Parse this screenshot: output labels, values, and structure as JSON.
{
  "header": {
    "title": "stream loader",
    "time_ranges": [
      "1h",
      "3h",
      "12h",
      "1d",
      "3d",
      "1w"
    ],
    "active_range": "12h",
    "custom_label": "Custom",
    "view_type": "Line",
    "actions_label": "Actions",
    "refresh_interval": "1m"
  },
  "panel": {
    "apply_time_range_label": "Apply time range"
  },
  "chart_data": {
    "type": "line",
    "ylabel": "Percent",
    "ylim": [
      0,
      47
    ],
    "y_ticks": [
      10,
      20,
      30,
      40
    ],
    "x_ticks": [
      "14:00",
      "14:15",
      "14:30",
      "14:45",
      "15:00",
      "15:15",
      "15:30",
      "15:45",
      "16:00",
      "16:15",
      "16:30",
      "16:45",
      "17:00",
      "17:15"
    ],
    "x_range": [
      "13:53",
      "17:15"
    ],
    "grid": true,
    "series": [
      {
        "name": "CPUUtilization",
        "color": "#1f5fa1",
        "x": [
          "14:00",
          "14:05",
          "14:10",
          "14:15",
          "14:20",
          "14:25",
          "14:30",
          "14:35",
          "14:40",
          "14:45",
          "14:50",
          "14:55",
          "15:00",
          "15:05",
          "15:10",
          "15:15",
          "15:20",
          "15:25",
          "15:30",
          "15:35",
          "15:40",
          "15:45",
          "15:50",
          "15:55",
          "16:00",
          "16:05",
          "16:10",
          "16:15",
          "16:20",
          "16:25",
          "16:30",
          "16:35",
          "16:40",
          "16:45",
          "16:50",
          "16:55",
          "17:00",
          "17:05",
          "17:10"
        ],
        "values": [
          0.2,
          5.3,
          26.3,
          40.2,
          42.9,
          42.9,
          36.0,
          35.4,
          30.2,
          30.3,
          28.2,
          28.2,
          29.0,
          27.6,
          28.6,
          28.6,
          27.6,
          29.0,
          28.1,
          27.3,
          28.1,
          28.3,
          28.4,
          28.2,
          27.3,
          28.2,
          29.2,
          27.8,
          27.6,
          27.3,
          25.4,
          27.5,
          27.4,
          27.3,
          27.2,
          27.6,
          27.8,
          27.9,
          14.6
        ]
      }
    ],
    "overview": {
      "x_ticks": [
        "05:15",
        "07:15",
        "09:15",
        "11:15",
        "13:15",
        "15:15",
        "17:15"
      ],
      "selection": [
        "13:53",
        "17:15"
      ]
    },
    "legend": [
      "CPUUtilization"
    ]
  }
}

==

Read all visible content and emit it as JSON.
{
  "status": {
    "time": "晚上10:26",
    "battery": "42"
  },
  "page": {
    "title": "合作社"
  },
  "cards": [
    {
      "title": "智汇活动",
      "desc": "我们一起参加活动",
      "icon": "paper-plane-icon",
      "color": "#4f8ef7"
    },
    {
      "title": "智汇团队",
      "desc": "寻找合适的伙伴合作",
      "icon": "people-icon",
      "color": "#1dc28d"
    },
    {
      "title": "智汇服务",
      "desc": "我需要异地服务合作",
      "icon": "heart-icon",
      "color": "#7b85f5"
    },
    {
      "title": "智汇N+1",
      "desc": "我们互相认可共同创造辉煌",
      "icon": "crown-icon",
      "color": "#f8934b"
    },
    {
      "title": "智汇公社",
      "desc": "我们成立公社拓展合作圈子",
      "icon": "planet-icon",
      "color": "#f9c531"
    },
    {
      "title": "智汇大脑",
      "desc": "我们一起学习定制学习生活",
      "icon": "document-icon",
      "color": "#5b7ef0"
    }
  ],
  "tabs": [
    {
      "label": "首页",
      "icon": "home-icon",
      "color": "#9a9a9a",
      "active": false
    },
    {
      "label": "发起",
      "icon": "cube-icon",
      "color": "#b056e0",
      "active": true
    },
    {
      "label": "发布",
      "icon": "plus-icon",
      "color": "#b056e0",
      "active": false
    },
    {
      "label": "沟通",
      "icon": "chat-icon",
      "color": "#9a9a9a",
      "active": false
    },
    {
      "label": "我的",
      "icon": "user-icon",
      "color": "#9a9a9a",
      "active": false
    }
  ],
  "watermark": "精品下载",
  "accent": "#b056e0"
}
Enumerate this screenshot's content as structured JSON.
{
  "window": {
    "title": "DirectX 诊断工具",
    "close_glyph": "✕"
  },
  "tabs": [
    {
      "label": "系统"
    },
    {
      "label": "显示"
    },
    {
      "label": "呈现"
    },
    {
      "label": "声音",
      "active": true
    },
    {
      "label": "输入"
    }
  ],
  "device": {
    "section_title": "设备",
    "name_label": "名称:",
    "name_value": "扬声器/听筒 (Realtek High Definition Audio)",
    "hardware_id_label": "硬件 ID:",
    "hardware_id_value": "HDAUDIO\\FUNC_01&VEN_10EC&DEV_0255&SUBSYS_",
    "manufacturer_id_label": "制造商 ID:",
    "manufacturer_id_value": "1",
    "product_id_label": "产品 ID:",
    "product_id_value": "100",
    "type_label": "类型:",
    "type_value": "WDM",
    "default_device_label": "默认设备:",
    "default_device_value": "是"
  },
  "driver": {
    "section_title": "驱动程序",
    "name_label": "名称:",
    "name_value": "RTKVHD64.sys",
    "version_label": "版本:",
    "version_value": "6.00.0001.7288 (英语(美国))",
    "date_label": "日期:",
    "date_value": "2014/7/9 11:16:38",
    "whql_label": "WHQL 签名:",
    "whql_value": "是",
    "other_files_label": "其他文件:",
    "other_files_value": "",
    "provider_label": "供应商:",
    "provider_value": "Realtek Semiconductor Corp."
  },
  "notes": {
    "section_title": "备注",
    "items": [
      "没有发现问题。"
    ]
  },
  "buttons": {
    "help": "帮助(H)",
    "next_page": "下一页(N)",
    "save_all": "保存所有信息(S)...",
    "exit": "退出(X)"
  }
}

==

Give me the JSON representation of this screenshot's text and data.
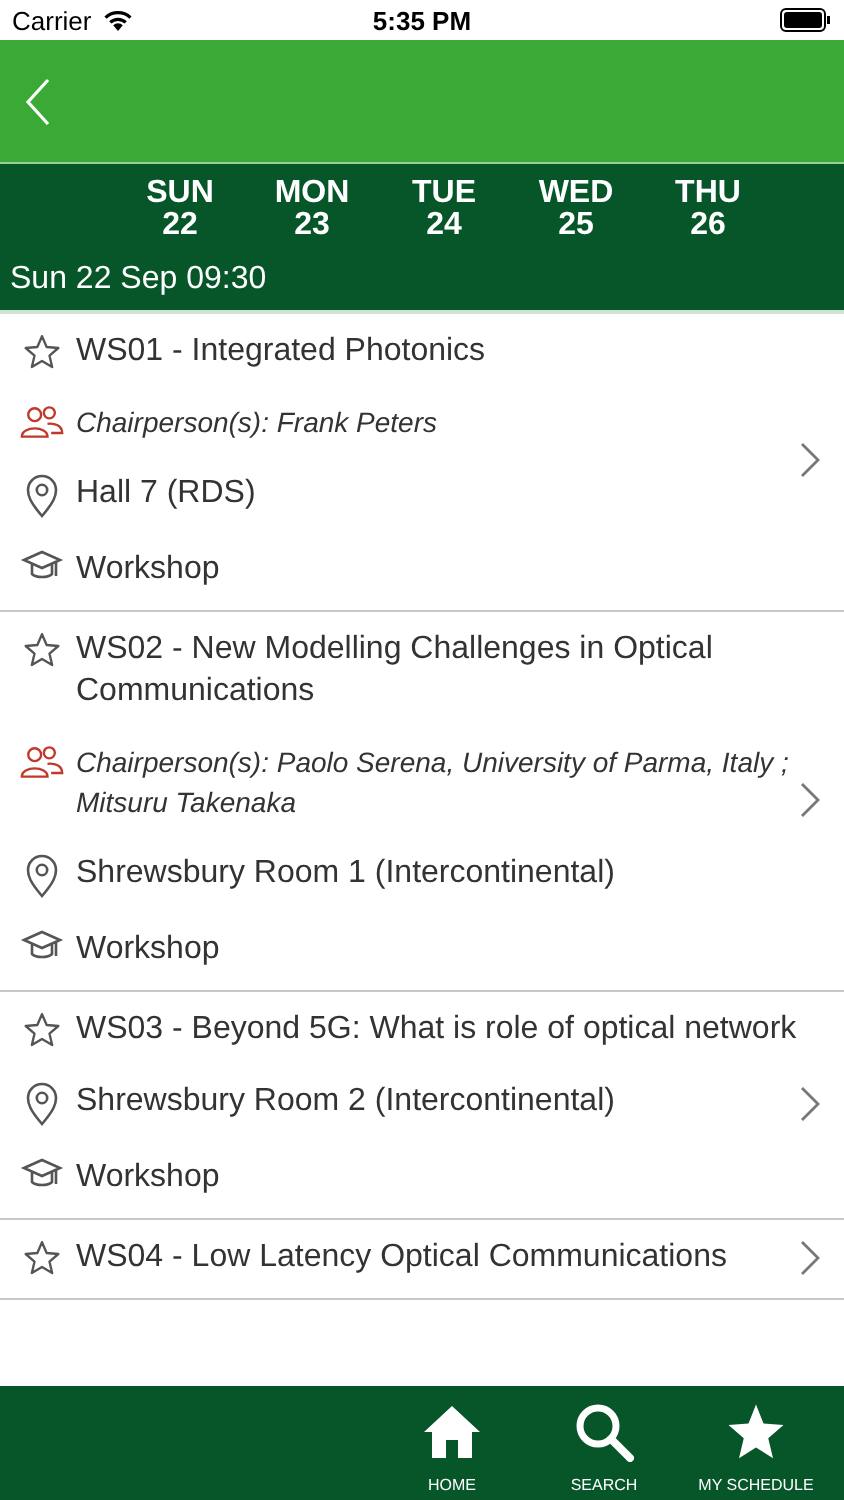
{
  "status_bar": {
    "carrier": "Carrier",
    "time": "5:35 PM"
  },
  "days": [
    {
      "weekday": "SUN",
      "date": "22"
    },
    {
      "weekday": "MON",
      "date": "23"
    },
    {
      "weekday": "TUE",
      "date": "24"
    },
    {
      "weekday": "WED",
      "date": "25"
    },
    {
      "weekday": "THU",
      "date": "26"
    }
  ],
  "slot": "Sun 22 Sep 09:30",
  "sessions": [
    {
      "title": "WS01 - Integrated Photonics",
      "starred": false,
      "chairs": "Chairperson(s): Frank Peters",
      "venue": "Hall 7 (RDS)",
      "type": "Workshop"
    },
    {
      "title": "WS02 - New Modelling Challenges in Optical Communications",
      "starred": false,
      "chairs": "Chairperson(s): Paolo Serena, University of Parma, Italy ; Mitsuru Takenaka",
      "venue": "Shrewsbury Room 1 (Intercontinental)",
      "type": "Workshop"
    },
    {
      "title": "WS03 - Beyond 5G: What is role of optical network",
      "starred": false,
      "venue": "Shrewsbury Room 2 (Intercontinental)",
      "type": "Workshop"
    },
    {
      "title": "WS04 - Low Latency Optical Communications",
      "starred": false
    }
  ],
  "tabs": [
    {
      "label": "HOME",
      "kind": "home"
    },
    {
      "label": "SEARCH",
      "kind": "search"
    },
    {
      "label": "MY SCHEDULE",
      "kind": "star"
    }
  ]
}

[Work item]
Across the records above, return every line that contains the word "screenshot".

[Written solution]
Parse this screenshot: output labels, values, and structure as JSON.
Enumerate this screenshot's content as structured JSON.
Give me the JSON representation of this screenshot's text and data.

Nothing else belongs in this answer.